# [Website and app data records]

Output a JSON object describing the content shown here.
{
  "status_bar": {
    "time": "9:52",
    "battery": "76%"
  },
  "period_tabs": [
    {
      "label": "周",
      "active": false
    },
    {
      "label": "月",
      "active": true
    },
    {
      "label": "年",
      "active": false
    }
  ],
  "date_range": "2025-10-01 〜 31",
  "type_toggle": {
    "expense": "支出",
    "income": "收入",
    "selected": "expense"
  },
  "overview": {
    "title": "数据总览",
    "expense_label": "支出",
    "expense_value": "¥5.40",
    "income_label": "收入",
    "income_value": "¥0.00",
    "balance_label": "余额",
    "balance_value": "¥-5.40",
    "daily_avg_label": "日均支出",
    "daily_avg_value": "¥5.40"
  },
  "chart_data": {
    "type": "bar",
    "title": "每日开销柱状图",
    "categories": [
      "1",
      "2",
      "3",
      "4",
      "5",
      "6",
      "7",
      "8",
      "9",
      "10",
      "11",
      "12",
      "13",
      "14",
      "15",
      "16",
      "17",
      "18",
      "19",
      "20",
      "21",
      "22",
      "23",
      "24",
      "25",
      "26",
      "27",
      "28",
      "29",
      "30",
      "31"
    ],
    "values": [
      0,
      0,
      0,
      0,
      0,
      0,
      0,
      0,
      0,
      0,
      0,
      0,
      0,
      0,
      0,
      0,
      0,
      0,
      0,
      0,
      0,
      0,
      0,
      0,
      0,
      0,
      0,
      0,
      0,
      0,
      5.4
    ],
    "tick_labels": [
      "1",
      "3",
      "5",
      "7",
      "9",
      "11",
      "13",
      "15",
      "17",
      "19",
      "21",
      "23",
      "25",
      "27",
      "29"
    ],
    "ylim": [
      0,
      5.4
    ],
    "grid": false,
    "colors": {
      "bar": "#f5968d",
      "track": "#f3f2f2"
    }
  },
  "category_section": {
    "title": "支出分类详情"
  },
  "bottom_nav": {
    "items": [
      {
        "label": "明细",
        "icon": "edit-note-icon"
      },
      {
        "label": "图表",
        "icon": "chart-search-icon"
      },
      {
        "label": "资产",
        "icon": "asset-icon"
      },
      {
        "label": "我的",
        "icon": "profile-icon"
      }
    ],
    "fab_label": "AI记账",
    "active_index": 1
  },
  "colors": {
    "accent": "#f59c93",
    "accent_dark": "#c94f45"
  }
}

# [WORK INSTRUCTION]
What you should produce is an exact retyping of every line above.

# [RESULT BELOW]
Output a JSON object describing the content shown here.
{
  "status_bar": {
    "time": "9:52",
    "battery": "76%"
  },
  "period_tabs": [
    {
      "label": "周",
      "active": false
    },
    {
      "label": "月",
      "active": true
    },
    {
      "label": "年",
      "active": false
    }
  ],
  "date_range": "2025-10-01 〜 31",
  "type_toggle": {
    "expense": "支出",
    "income": "收入",
    "selected": "expense"
  },
  "overview": {
    "title": "数据总览",
    "expense_label": "支出",
    "expense_value": "¥5.40",
    "income_label": "收入",
    "income_value": "¥0.00",
    "balance_label": "余额",
    "balance_value": "¥-5.40",
    "daily_avg_label": "日均支出",
    "daily_avg_value": "¥5.40"
  },
  "chart_data": {
    "type": "bar",
    "title": "每日开销柱状图",
    "categories": [
      "1",
      "2",
      "3",
      "4",
      "5",
      "6",
      "7",
      "8",
      "9",
      "10",
      "11",
      "12",
      "13",
      "14",
      "15",
      "16",
      "17",
      "18",
      "19",
      "20",
      "21",
      "22",
      "23",
      "24",
      "25",
      "26",
      "27",
      "28",
      "29",
      "30",
      "31"
    ],
    "values": [
      0,
      0,
      0,
      0,
      0,
      0,
      0,
      0,
      0,
      0,
      0,
      0,
      0,
      0,
      0,
      0,
      0,
      0,
      0,
      0,
      0,
      0,
      0,
      0,
      0,
      0,
      0,
      0,
      0,
      0,
      5.4
    ],
    "tick_labels": [
      "1",
      "3",
      "5",
      "7",
      "9",
      "11",
      "13",
      "15",
      "17",
      "19",
      "21",
      "23",
      "25",
      "27",
      "29"
    ],
    "ylim": [
      0,
      5.4
    ],
    "grid": false,
    "colors": {
      "bar": "#f5968d",
      "track": "#f3f2f2"
    }
  },
  "category_section": {
    "title": "支出分类详情"
  },
  "bottom_nav": {
    "items": [
      {
        "label": "明细",
        "icon": "edit-note-icon"
      },
      {
        "label": "图表",
        "icon": "chart-search-icon"
      },
      {
        "label": "资产",
        "icon": "asset-icon"
      },
      {
        "label": "我的",
        "icon": "profile-icon"
      }
    ],
    "fab_label": "AI记账",
    "active_index": 1
  },
  "colors": {
    "accent": "#f59c93",
    "accent_dark": "#c94f45"
  }
}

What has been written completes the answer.